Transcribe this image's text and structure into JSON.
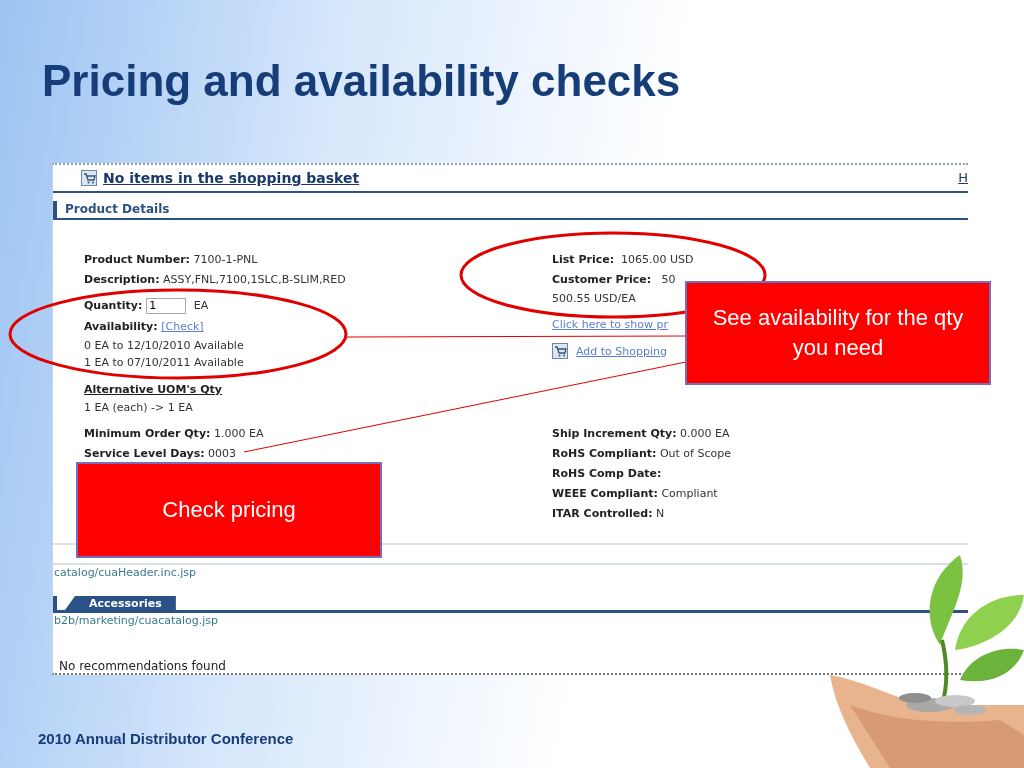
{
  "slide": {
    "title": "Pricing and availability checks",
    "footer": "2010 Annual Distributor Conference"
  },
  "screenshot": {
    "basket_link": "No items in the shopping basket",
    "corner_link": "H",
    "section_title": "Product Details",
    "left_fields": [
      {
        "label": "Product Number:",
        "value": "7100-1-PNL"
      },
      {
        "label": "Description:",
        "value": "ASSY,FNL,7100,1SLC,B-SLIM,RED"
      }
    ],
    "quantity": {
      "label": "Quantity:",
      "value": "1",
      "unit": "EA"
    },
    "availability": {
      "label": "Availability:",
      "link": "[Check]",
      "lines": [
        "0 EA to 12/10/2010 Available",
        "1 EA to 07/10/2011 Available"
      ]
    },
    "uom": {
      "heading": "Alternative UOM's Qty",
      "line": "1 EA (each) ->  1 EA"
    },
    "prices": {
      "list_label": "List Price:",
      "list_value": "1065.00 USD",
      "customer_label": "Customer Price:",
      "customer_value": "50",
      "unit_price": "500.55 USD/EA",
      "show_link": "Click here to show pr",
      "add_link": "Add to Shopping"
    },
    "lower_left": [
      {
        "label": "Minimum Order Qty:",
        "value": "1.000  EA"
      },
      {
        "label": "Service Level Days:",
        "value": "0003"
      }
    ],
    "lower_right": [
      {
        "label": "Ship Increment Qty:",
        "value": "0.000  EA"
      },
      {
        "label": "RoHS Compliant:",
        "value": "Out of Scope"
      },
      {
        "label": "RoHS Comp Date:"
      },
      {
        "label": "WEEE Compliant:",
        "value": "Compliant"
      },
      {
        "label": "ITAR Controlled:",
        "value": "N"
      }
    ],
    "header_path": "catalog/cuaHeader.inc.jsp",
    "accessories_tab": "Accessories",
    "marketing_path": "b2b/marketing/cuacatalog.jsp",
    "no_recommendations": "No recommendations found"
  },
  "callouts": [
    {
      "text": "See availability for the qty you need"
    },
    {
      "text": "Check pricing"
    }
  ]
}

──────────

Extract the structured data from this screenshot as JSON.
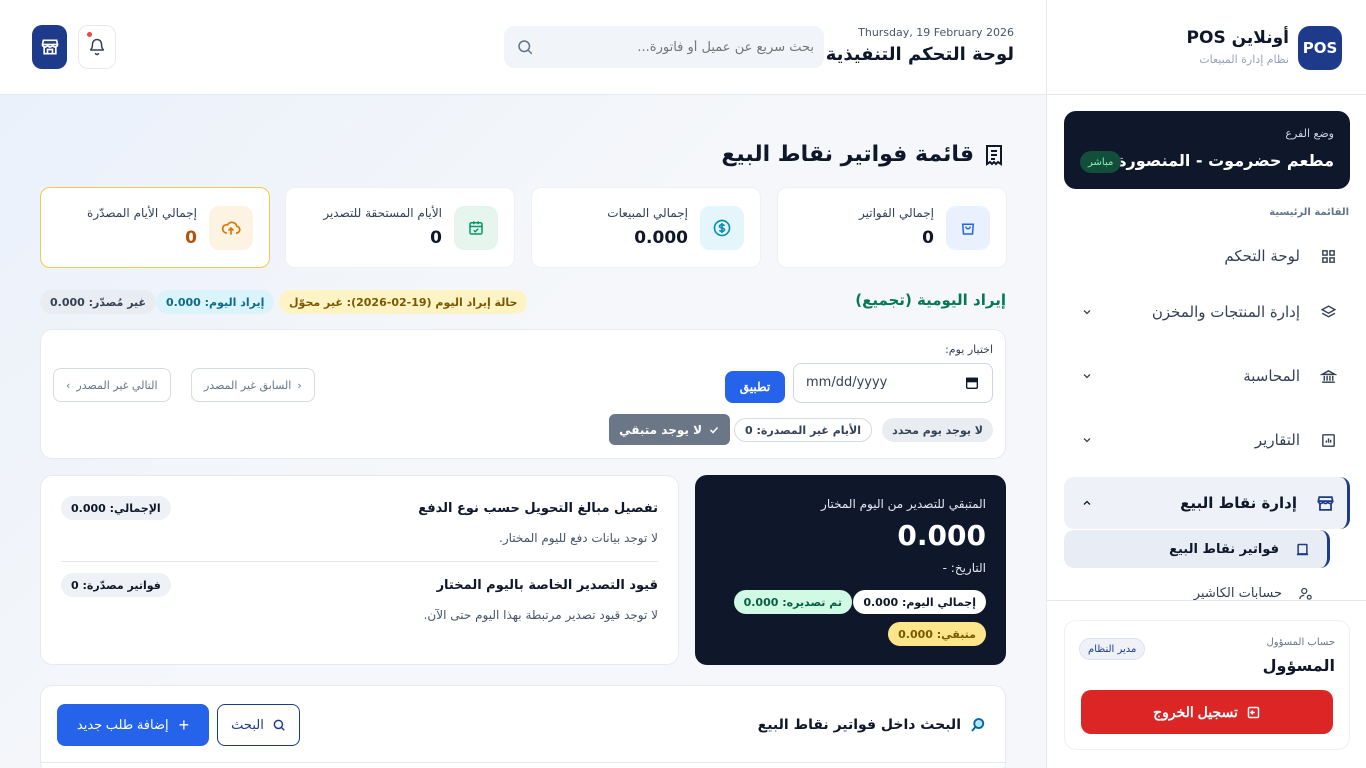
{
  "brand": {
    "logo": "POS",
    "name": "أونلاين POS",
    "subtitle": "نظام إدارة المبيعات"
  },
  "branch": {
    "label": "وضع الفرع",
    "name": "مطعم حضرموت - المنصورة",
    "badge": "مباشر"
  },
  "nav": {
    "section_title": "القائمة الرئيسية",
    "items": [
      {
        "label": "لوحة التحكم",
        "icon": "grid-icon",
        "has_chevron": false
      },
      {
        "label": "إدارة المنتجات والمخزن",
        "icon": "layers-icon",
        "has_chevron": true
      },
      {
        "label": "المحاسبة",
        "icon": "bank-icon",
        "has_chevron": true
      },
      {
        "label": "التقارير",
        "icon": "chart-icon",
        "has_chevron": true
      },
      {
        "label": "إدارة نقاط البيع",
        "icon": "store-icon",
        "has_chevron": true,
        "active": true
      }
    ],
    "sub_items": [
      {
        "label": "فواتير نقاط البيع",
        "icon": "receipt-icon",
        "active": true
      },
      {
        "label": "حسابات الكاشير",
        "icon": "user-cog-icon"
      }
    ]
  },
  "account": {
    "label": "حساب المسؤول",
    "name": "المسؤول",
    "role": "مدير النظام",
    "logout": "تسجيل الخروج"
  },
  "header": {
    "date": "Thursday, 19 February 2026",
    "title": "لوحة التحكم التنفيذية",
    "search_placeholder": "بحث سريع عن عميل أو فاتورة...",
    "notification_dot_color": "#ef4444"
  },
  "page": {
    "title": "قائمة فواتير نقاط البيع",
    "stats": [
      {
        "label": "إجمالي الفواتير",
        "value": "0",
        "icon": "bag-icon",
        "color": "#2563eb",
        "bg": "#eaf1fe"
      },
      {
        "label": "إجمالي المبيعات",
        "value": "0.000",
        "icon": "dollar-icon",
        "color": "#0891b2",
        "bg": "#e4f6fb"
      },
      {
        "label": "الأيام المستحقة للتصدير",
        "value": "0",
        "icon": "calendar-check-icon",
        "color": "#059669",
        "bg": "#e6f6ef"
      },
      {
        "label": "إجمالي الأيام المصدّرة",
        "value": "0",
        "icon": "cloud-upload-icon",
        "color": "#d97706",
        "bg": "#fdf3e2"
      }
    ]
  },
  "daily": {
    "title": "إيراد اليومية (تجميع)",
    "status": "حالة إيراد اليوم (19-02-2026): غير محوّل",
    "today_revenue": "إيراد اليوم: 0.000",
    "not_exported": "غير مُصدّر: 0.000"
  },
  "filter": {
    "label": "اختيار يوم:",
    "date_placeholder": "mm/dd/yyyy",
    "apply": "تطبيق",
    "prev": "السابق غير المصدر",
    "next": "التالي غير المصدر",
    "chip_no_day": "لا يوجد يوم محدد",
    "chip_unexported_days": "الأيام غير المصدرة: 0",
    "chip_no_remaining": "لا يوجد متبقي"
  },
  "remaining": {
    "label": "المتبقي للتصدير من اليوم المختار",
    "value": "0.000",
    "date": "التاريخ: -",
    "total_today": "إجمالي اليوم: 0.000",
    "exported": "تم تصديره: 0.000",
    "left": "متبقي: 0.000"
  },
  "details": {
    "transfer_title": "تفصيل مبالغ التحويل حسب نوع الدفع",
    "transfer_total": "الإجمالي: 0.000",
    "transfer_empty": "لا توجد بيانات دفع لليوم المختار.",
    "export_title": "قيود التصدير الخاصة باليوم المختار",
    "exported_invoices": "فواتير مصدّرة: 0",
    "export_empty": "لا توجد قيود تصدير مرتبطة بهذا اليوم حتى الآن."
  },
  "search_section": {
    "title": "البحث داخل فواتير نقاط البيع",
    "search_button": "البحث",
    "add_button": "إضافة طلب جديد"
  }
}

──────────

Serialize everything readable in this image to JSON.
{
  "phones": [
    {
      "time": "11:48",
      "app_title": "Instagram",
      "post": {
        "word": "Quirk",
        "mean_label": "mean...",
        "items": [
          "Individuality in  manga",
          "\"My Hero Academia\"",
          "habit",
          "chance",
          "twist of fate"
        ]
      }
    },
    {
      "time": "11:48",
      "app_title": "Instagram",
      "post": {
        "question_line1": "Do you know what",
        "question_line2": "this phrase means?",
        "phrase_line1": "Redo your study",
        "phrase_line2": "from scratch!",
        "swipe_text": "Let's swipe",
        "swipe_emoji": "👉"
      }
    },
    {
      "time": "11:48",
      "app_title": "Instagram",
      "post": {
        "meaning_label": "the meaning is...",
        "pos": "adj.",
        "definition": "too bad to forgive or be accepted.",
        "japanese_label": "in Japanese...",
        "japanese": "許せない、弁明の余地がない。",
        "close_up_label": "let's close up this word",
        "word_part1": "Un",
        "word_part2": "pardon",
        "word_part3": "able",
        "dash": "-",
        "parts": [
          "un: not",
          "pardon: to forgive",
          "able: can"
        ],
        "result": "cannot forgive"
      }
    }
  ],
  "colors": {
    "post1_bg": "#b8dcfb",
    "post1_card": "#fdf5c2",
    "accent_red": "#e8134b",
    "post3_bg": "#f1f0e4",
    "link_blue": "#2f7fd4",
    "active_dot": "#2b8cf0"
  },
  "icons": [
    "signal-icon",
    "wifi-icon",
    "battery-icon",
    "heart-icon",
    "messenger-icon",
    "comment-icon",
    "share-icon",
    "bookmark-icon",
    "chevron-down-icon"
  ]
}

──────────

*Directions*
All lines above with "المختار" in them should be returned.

*Answer to this exercise*
    "label": "المتبقي للتصدير من اليوم المختار",
    "transfer_empty": "لا توجد بيانات دفع لليوم المختار.",
    "export_title": "قيود التصدير الخاصة باليوم المختار",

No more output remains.